I found the main office without problems and settled down behind an empty desk with "Porter" scrawled on a piece of paper in thick black ink on top of the surface. The paper was in the bin before I sat down on the black chair. The smell of the fresh leather was all around me as I stroked the arms of the chair.

"Hey, you must be the new bloke." My head jerked up as someone rested their hands on my desk. He had shaggy brown hair and long stubble and he grinned at me as he pushed his thick-framed glasses up his nose.

"Um, yes." I stood up and ran my hands down my blazer to flatten it. I extended my hand to him but he held up a finger to silence me.

"Hang on…" He studied me with a furrow in his brow. "Porter, right?" he pointed at me with a coy grin.


"Good to meet you, mate. I'm Cal." He shook my hand.

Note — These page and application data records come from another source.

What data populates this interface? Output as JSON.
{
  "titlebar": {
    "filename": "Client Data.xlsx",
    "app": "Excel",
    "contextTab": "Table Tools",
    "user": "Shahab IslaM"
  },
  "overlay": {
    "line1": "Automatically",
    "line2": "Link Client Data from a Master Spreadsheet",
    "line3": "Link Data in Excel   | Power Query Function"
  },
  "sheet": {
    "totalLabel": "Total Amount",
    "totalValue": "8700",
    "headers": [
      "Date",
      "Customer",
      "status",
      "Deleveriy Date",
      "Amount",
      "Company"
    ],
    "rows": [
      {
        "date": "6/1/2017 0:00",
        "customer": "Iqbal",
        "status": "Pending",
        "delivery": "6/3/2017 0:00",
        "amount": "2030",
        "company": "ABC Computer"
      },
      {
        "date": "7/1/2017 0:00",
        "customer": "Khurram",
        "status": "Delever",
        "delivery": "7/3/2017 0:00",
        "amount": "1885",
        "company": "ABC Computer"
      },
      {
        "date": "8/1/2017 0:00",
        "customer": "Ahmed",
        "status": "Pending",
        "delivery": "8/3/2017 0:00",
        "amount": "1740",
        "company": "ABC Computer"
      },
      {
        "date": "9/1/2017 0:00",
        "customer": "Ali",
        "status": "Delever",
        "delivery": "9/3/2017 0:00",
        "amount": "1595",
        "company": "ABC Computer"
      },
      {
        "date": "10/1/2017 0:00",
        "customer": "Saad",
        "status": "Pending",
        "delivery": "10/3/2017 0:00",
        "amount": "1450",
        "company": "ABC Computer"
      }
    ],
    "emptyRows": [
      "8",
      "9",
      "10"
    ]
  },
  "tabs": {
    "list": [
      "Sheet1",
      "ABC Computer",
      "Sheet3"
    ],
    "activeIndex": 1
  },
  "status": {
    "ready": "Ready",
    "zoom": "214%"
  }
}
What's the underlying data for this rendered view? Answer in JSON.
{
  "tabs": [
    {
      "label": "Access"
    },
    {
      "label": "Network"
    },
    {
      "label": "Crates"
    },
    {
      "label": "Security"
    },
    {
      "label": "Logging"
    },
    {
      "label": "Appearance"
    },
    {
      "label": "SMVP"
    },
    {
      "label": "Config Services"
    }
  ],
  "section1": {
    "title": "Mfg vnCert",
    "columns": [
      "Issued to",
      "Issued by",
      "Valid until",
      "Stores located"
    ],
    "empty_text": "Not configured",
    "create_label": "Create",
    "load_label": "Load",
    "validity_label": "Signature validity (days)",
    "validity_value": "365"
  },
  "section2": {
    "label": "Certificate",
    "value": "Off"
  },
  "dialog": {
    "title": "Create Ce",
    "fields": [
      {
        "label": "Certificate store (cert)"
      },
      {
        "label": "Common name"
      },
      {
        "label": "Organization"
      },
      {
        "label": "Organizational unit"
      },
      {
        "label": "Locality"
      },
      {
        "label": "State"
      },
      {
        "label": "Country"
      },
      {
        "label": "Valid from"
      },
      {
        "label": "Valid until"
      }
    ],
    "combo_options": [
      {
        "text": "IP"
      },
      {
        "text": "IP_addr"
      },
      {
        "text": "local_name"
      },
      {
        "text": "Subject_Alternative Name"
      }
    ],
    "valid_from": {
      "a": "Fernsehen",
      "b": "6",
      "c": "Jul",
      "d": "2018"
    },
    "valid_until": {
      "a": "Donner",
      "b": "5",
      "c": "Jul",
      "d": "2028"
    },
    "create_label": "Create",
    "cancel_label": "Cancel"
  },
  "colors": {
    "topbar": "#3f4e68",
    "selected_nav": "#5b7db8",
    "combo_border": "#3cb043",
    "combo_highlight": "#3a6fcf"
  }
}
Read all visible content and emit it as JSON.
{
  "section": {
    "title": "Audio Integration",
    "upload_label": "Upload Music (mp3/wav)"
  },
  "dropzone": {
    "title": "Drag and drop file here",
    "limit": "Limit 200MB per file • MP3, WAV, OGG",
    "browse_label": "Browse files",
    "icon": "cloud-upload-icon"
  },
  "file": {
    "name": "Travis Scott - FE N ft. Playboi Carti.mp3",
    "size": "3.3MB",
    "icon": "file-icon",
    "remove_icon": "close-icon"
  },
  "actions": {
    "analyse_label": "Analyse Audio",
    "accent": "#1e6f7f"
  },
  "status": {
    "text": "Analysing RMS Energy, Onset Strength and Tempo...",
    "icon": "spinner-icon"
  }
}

His smile was infectious. "So, is this your first day, Porter?"

"Yes, yes it is."

"Are you a writer?"

I was confused by his question. "Yes…"

"Who do you write for?"

"Miss Nina Delacour." Her name rolled off my tongue effortlessly.

He smiled at this answer. "I know her, 'bout time she got herself a writer."

"What do you mean?"

"Well…she's not the most…I mean she can't…She has a touch of the foot-in-mouth syndrome." He shrugged.

I recoiled slightly. "What's that?"

"Think about it." He smirked.

Foot-in-mouth…Cows? No, that can't be it…foot…in…mouth…putting her foot in her mou-oh.

I snickered at the joke and he nodded proudly. "Good one, huh?"

"Very witty, Cal, well done."